On the emergence of the President of the newly-created Senate as first governor-general, James Ojiako wrote: “It is announced that the Prime Minister of the Federation intend to recommend to Her Majesty, the Queen, that Dr. Nnamdi Azikiwe should be appointed the Governor-General of the Federation after the retirement of Sir James Robertson on November 15, 1960.
“Dr Azikiwe, who was in Rome attending the Olympic Games when the announcement was made, arrived on September 21, after watching the Games. The Premier of Northern Nigeria, Sir Ahmadu Bello and the Alake of Abeokuta sent Dr Azikiwe letters of congratulation.”
On his inauguration, West Africa Magazine reported: “Several thousands of people, including specially invited visitors from over a dozen countries thronged Tafawa Balewa Square, Lagos, on November 16, to witness the installation of Dr Nnamdi Azikiwe as the first African Governor-General of the Federation of Nigeria.
“Also on November 16 (which, by coincidence, was Dr Azikiwe’s 56th birthday), it was announced from Buckingham Palace that the Queen had graciously appointed the new Governor-General to be a member of her Privy Council. His correct style and title thus becomes: His Excellency the Right Honourable Dr Nnamdi Azikiwe, P.C.”
The magazine equally captured messages from world leaders. Among them were The Queen of England; Pandit Nehru of India, President Einsenhower of the United States, Soviet Union president, Leonid Brezhnev and Tom Mboya from Kenya.
A Nigerian university graduate assuming the role of a writer or social critic, who lacks the understanding of how the prime minister and governor-general emerged in 1959/1960, should have his credentials re-examined. Ditto for someone who recalls Ironsi’s ill-informed Decree 34 of 1966 without knowing that the Aburi Accord nullified everything Ironsi did wrong about the federal system.

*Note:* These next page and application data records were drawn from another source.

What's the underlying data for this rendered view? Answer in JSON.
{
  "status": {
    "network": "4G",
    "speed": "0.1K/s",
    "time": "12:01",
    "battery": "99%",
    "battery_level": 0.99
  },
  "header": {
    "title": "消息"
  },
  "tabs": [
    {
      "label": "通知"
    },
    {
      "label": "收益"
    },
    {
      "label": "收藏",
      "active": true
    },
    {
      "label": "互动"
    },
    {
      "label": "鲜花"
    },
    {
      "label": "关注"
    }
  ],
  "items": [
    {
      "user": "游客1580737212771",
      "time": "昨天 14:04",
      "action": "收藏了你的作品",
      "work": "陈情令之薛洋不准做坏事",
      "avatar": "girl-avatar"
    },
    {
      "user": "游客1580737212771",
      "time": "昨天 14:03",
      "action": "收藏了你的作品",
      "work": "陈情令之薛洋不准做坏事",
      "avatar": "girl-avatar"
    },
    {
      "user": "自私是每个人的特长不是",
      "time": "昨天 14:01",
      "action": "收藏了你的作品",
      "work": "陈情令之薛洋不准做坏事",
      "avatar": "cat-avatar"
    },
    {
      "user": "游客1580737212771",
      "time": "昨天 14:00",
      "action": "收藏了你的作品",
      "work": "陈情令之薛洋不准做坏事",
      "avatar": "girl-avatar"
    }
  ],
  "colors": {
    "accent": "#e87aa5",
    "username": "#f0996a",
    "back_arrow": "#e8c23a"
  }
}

The accord presented everything in the extant call for restructuring.
At Zik’s death, The New York Times gave a deserving tribute: “He towered over the affairs of Africa’s most populous nation, attaining the rare status of a truly national hero who came to be admired across the regional and ethnic lines dividing his country.”
• Nwafo is a journalist in Lagos.